■ **Directions**: Leave the pictures out and give every entry again exactly.

■ **Provided records**:
>>>>
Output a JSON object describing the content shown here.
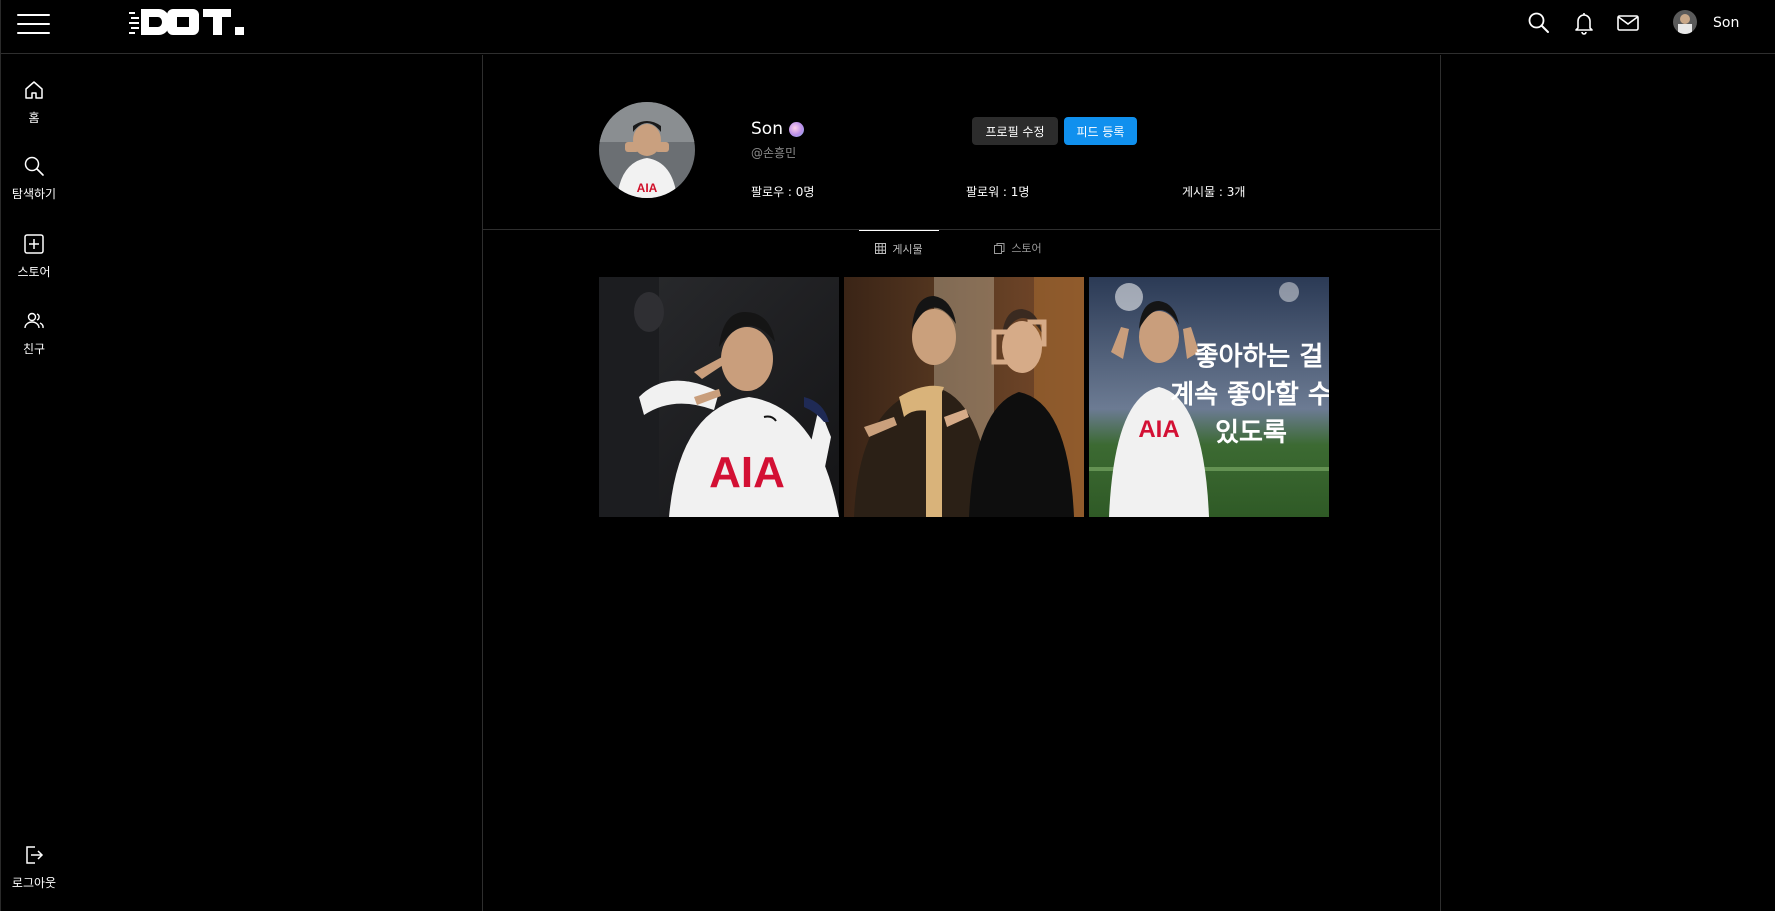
{
  "app": {
    "logo_text": "DOT."
  },
  "header": {
    "icons": [
      "menu-icon",
      "search-icon",
      "bell-icon",
      "mail-icon"
    ],
    "username": "Son"
  },
  "sidebar": {
    "items": [
      {
        "label": "홈",
        "icon": "home-icon"
      },
      {
        "label": "탐색하기",
        "icon": "search-icon"
      },
      {
        "label": "스토어",
        "icon": "plus-square-icon"
      },
      {
        "label": "친구",
        "icon": "friends-icon"
      }
    ],
    "logout": {
      "label": "로그아웃",
      "icon": "logout-icon"
    }
  },
  "profile": {
    "name": "Son",
    "handle": "@손흥민",
    "edit_button": "프로필 수정",
    "feed_button": "피드 등록",
    "stats": {
      "following": "팔로우 : 0명",
      "followers": "팔로워 : 1명",
      "posts": "게시물 : 3개"
    }
  },
  "tabs": [
    {
      "label": "게시물",
      "icon": "grid-icon",
      "active": true
    },
    {
      "label": "스토어",
      "icon": "copy-icon",
      "active": false
    }
  ],
  "posts": [
    {
      "caption": ""
    },
    {
      "caption": ""
    },
    {
      "caption_lines": [
        "좋아하는 걸",
        "계속 좋아할 수",
        "있도록"
      ]
    }
  ],
  "colors": {
    "accent": "#1090ee",
    "background": "#000000",
    "divider": "#2e2e2e"
  }
}
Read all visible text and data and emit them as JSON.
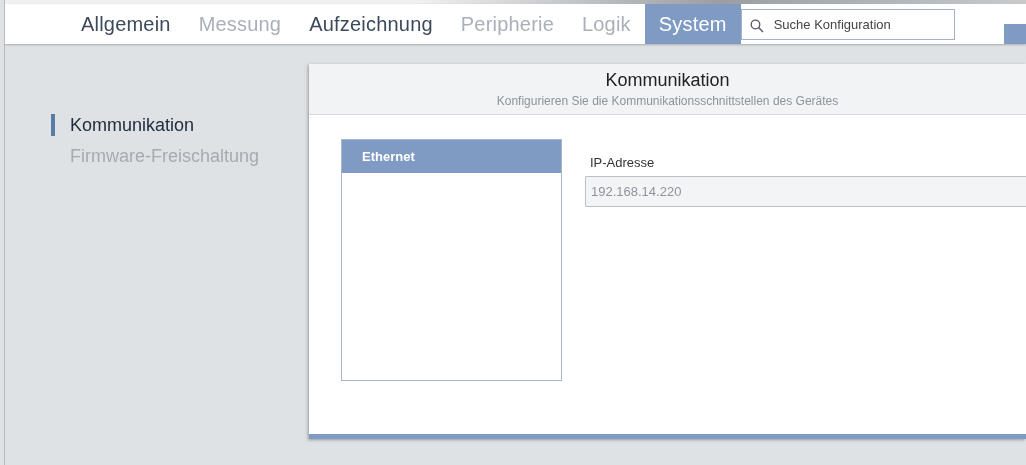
{
  "tabs": [
    {
      "label": "Allgemein",
      "selected": false,
      "disabled": false
    },
    {
      "label": "Messung",
      "selected": false,
      "disabled": true
    },
    {
      "label": "Aufzeichnung",
      "selected": false,
      "disabled": false
    },
    {
      "label": "Peripherie",
      "selected": false,
      "disabled": true
    },
    {
      "label": "Logik",
      "selected": false,
      "disabled": true
    },
    {
      "label": "System",
      "selected": true,
      "disabled": false
    }
  ],
  "search": {
    "placeholder": "Suche Konfiguration"
  },
  "sidebar": {
    "items": [
      {
        "label": "Kommunikation",
        "selected": true
      },
      {
        "label": "Firmware-Freischaltung",
        "selected": false
      }
    ]
  },
  "panel": {
    "title": "Kommunikation",
    "subtitle": "Konfigurieren Sie die Kommunikationsschnittstellen des Gerätes",
    "interfaces": [
      {
        "label": "Ethernet",
        "selected": true
      }
    ],
    "field": {
      "label": "IP-Adresse",
      "value": "192.168.14.220"
    }
  }
}
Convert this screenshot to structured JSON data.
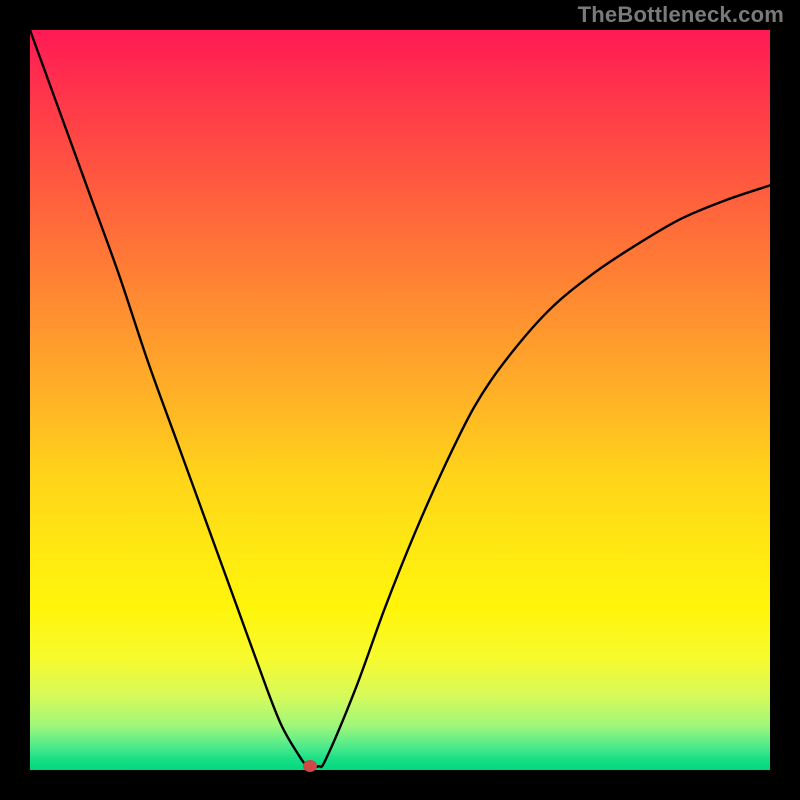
{
  "watermark_text": "TheBottleneck.com",
  "colors": {
    "page_bg": "#000000",
    "curve": "#000000",
    "marker": "#cf4a47",
    "watermark": "#7a7a7a"
  },
  "chart_data": {
    "type": "line",
    "title": "",
    "xlabel": "",
    "ylabel": "",
    "xlim": [
      0,
      100
    ],
    "ylim": [
      0,
      100
    ],
    "grid": false,
    "legend": false,
    "annotations": [],
    "series": [
      {
        "name": "bottleneck-curve",
        "x": [
          0,
          4,
          8,
          12,
          16,
          20,
          24,
          28,
          32,
          34,
          36,
          37.5,
          39,
          40,
          44,
          48,
          52,
          56,
          60,
          64,
          70,
          76,
          82,
          88,
          94,
          100
        ],
        "y": [
          100,
          89,
          78,
          67,
          55,
          44,
          33,
          22,
          11,
          6,
          2.5,
          0.5,
          0.5,
          1.5,
          11,
          22,
          32,
          41,
          49,
          55,
          62,
          67,
          71,
          74.5,
          77,
          79
        ]
      }
    ],
    "marker": {
      "x": 37.8,
      "y": 0.5
    }
  }
}
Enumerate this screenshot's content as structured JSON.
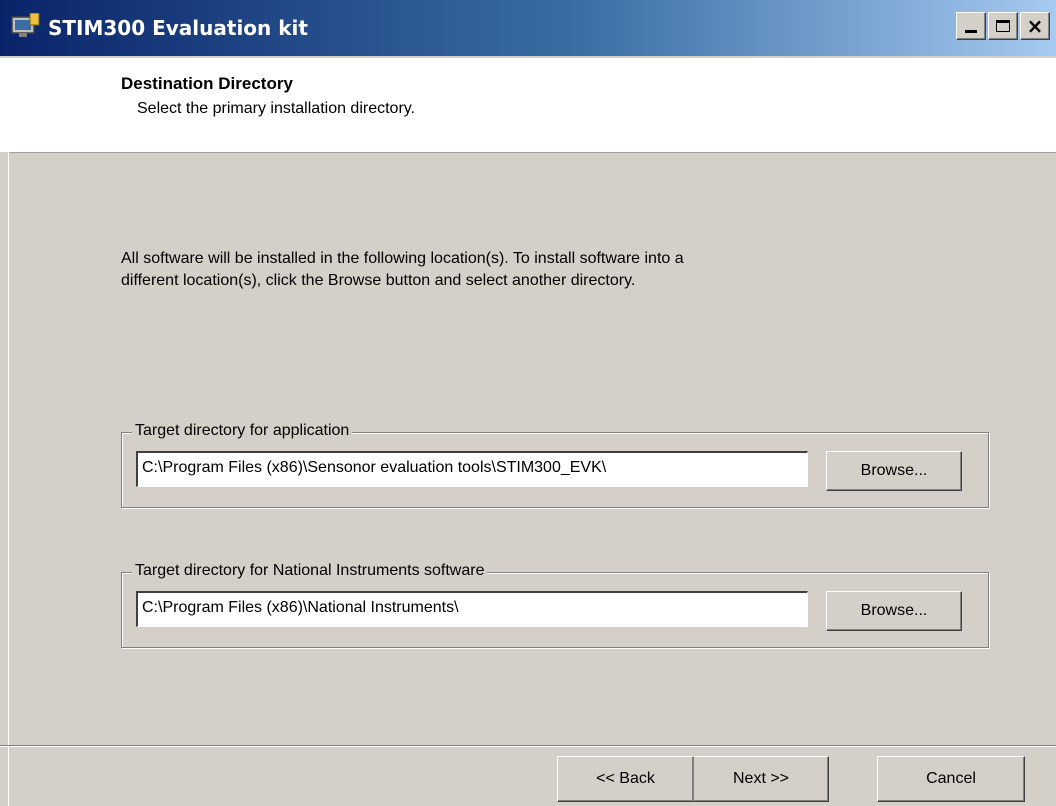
{
  "window": {
    "title": "STIM300 Evaluation kit",
    "icon": "installer-app-icon",
    "controls": {
      "minimize": "minimize-icon",
      "maximize": "maximize-icon",
      "close": "×"
    }
  },
  "header": {
    "title": "Destination Directory",
    "subtitle": "Select the primary installation directory."
  },
  "body": {
    "intro_line1": "All software will be installed in the following location(s). To install software into a",
    "intro_line2": "different location(s), click the Browse button and select another directory."
  },
  "groups": [
    {
      "legend": "Target directory for application",
      "path": "C:\\Program Files (x86)\\Sensonor evaluation tools\\STIM300_EVK\\",
      "browse_label": "Browse..."
    },
    {
      "legend": "Target directory for National Instruments software",
      "path": "C:\\Program Files (x86)\\National Instruments\\",
      "browse_label": "Browse..."
    }
  ],
  "footer": {
    "back_label": "<< Back",
    "next_label": "Next >>",
    "cancel_label": "Cancel"
  },
  "colors": {
    "dialog_bg": "#d4d0c8",
    "titlebar_start": "#0a246a",
    "titlebar_end": "#a6caf0"
  }
}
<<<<
■ **Solution to the exercise**:
Output a JSON object describing the content shown here.
{
  "app": {
    "logo_text": "DOT."
  },
  "header": {
    "icons": [
      "menu-icon",
      "search-icon",
      "bell-icon",
      "mail-icon"
    ],
    "username": "Son"
  },
  "sidebar": {
    "items": [
      {
        "label": "홈",
        "icon": "home-icon"
      },
      {
        "label": "탐색하기",
        "icon": "search-icon"
      },
      {
        "label": "스토어",
        "icon": "plus-square-icon"
      },
      {
        "label": "친구",
        "icon": "friends-icon"
      }
    ],
    "logout": {
      "label": "로그아웃",
      "icon": "logout-icon"
    }
  },
  "profile": {
    "name": "Son",
    "handle": "@손흥민",
    "edit_button": "프로필 수정",
    "feed_button": "피드 등록",
    "stats": {
      "following": "팔로우 : 0명",
      "followers": "팔로워 : 1명",
      "posts": "게시물 : 3개"
    }
  },
  "tabs": [
    {
      "label": "게시물",
      "icon": "grid-icon",
      "active": true
    },
    {
      "label": "스토어",
      "icon": "copy-icon",
      "active": false
    }
  ],
  "posts": [
    {
      "caption": ""
    },
    {
      "caption": ""
    },
    {
      "caption_lines": [
        "좋아하는 걸",
        "계속 좋아할 수",
        "있도록"
      ]
    }
  ],
  "colors": {
    "accent": "#1090ee",
    "background": "#000000",
    "divider": "#2e2e2e"
  }
}
Read all visible text and data and emit them as JSON.
{
  "tabs": [
    {
      "label": "Allgemein",
      "selected": false,
      "disabled": false
    },
    {
      "label": "Messung",
      "selected": false,
      "disabled": true
    },
    {
      "label": "Aufzeichnung",
      "selected": false,
      "disabled": false
    },
    {
      "label": "Peripherie",
      "selected": false,
      "disabled": true
    },
    {
      "label": "Logik",
      "selected": false,
      "disabled": true
    },
    {
      "label": "System",
      "selected": true,
      "disabled": false
    }
  ],
  "search": {
    "placeholder": "Suche Konfiguration"
  },
  "sidebar": {
    "items": [
      {
        "label": "Kommunikation",
        "selected": true
      },
      {
        "label": "Firmware-Freischaltung",
        "selected": false
      }
    ]
  },
  "panel": {
    "title": "Kommunikation",
    "subtitle": "Konfigurieren Sie die Kommunikationsschnittstellen des Gerätes",
    "interfaces": [
      {
        "label": "Ethernet",
        "selected": true
      }
    ],
    "field": {
      "label": "IP-Adresse",
      "value": "192.168.14.220"
    }
  }
}
Convert this screenshot to structured JSON data.
{
  "watermark_text": "TheBottleneck.com",
  "colors": {
    "page_bg": "#000000",
    "curve": "#000000",
    "marker": "#cf4a47",
    "watermark": "#7a7a7a"
  },
  "chart_data": {
    "type": "line",
    "title": "",
    "xlabel": "",
    "ylabel": "",
    "xlim": [
      0,
      100
    ],
    "ylim": [
      0,
      100
    ],
    "grid": false,
    "legend": false,
    "annotations": [],
    "series": [
      {
        "name": "bottleneck-curve",
        "x": [
          0,
          4,
          8,
          12,
          16,
          20,
          24,
          28,
          32,
          34,
          36,
          37.5,
          39,
          40,
          44,
          48,
          52,
          56,
          60,
          64,
          70,
          76,
          82,
          88,
          94,
          100
        ],
        "y": [
          100,
          89,
          78,
          67,
          55,
          44,
          33,
          22,
          11,
          6,
          2.5,
          0.5,
          0.5,
          1.5,
          11,
          22,
          32,
          41,
          49,
          55,
          62,
          67,
          71,
          74.5,
          77,
          79
        ]
      }
    ],
    "marker": {
      "x": 37.8,
      "y": 0.5
    }
  }
}
Enumerate this screenshot's content as structured JSON.
{
  "window": {
    "title": "STIM300 Evaluation kit",
    "icon": "installer-app-icon",
    "controls": {
      "minimize": "minimize-icon",
      "maximize": "maximize-icon",
      "close": "×"
    }
  },
  "header": {
    "title": "Destination Directory",
    "subtitle": "Select the primary installation directory."
  },
  "body": {
    "intro_line1": "All software will be installed in the following location(s). To install software into a",
    "intro_line2": "different location(s), click the Browse button and select another directory."
  },
  "groups": [
    {
      "legend": "Target directory for application",
      "path": "C:\\Program Files (x86)\\Sensonor evaluation tools\\STIM300_EVK\\",
      "browse_label": "Browse..."
    },
    {
      "legend": "Target directory for National Instruments software",
      "path": "C:\\Program Files (x86)\\National Instruments\\",
      "browse_label": "Browse..."
    }
  ],
  "footer": {
    "back_label": "<< Back",
    "next_label": "Next >>",
    "cancel_label": "Cancel"
  },
  "colors": {
    "dialog_bg": "#d4d0c8",
    "titlebar_start": "#0a246a",
    "titlebar_end": "#a6caf0"
  }
}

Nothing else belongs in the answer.